Norway Rounds Up Alleged International Teenaged Cybervillains
Two teenagers have been arrested in Norway in connection with a series of cyberattacks, according to the BBC.
The teens, aged 18 and 19, reportedly went after an array of websites: the UK's Serious Organized Crime Agency (SOCA); the Norwegian Lottery; and Bild, a conservative tabloid in Germany.
From the BBC:
Norway's National Criminal Investigation Service (NCIS) said the sites had been hit by a distributed denial of service (DDoS) attack, in which large amounts of data were sent to the owner's servers in an attempt to overwhelm them.
It added that the 18- and 19-year-olds were charged at the end of last week following electronic attacks over a period lasting "several weeks." The offence carries a maximum sentence of six years in jail.
The attacks were reportedly severe enough to force SOCA to take its website offline.
India Looking to Cash In
The law would retroactively tax overseas mergers involving Indian assets.
From ZD Net:
Vodafone ... had purchased a majority stake in Hong Kong-based Hutchison Whampoa's Indian assets in 2007 for $11.2 billion. The former acted through a Dutch subsidiary while Hutchison Whampoa used a Cayman Islands unit to complete the deal. The British company had said it was not liable for taxes because the deal was conducted outside of India, while the government argued that it should be taxed because the deal involved India-based assets, the report said.
"It would be grossly unjust if, on the basis of legislation passed five years after the event, Vodafone were to be charged tax on a gain made by someone else," the company said on Wednesday, adding that it had invested more than $9.3 billion in its Indian operations and paid more than $5.39 billion in taxes without repatriating any earnings.
The tax bill, passed Tuesday by Indian Parliament's lower house, still needs to be approved by India's upper house and president, according to ZD Net. Should all that go through, India would reportedly be able to tax transactions dating back to 1962.

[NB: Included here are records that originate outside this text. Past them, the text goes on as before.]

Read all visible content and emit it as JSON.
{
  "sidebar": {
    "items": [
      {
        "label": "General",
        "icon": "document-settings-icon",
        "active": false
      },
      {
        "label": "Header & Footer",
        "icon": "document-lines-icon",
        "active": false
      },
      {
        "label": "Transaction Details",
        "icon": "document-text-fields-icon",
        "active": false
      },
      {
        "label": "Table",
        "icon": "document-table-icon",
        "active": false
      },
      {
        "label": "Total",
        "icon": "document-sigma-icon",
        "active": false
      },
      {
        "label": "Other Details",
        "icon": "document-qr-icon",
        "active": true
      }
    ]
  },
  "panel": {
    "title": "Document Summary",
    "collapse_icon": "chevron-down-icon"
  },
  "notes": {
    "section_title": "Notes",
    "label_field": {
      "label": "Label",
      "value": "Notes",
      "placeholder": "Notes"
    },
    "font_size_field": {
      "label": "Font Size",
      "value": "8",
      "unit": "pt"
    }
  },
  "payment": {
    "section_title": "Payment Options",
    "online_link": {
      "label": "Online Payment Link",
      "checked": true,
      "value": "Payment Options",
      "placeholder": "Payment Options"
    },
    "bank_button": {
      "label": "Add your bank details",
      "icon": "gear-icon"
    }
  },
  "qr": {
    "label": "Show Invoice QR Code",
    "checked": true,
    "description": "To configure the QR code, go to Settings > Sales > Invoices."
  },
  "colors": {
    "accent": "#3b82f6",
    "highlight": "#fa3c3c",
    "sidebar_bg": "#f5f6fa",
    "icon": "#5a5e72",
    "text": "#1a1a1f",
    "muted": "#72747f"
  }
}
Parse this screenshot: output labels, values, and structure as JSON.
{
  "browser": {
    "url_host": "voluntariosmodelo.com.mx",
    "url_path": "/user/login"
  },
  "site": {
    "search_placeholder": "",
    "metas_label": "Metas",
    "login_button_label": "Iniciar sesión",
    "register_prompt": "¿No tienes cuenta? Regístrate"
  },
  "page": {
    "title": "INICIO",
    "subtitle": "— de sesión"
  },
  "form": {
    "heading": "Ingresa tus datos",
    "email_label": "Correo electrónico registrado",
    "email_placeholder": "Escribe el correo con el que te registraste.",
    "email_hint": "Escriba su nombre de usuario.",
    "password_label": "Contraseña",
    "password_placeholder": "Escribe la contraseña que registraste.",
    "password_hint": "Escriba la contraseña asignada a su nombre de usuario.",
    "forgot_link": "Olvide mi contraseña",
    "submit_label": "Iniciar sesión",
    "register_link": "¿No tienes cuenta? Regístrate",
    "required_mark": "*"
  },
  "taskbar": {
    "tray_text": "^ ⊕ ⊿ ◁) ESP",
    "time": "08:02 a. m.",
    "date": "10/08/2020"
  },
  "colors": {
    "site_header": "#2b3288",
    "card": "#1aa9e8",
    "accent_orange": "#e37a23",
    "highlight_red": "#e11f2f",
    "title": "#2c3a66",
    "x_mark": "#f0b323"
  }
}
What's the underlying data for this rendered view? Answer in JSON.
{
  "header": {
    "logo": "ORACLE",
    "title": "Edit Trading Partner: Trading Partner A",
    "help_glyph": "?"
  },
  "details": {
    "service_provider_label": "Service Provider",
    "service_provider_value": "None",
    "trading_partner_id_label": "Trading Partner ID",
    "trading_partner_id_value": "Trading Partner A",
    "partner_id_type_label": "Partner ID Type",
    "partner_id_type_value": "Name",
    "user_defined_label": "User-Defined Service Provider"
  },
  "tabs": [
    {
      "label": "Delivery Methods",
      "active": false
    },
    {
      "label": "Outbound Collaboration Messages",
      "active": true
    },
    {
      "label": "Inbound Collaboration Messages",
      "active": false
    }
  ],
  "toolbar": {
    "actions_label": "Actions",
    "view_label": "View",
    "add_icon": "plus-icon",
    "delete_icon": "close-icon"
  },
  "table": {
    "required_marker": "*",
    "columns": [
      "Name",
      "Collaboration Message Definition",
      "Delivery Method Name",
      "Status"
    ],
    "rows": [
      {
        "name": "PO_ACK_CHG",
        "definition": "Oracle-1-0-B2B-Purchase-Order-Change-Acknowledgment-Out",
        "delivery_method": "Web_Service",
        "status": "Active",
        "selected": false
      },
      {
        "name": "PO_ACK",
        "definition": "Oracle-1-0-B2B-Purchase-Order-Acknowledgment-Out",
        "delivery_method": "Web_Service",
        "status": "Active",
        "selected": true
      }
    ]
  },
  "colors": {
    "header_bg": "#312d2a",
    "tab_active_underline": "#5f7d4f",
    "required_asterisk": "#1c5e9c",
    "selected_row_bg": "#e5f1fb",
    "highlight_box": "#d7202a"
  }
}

Former British Prime Minister Margaret Thatcher was subject of a rapidly spreading and-- entirely false -- Twitter rumor claiming her death, according to Naked Security.
The rumor appears to have originated from a Twitter account claiming to belong to Carla Bruni, wife of recently ousted French president Nicolas Sarkozy.
From Naked Security:
I don't know that the real Carla Bruni isn't in charge of that account -- but I must admit that I would be very surprised if she was.
Nevertheless, the tweet was clearly enough for [French media outlet] @LesNews to rebroadcast the news to its 100,000+ followers, causing the story to spread worldwide.
Fortunately some news agencies were a little more skeptical, including CNN's Gill Penlington, who contacted Thatcher's official spokesperson and debunked the claims.
This isn't the first time Twitter has been a vehicle for false death news. In February, both Twitter and its Chinese counterpart, Weibo, lit up with news that North Korean leader Kim Jong-un had died. He hadn't.
Dutch Ban the Pirate Bay - Again
Less than two weeks after the UK ordered Internet service providers to ban file-sharing site The Pirate Bay, the Netherlands has followed suit.
Not all Dutch ISPs complied, thus prompting yet another, more stringent ruling.
The most recent decision stipulates that ISPs which do not comply will face heavy fines. The decision is expected to be appealed, according to The Verge.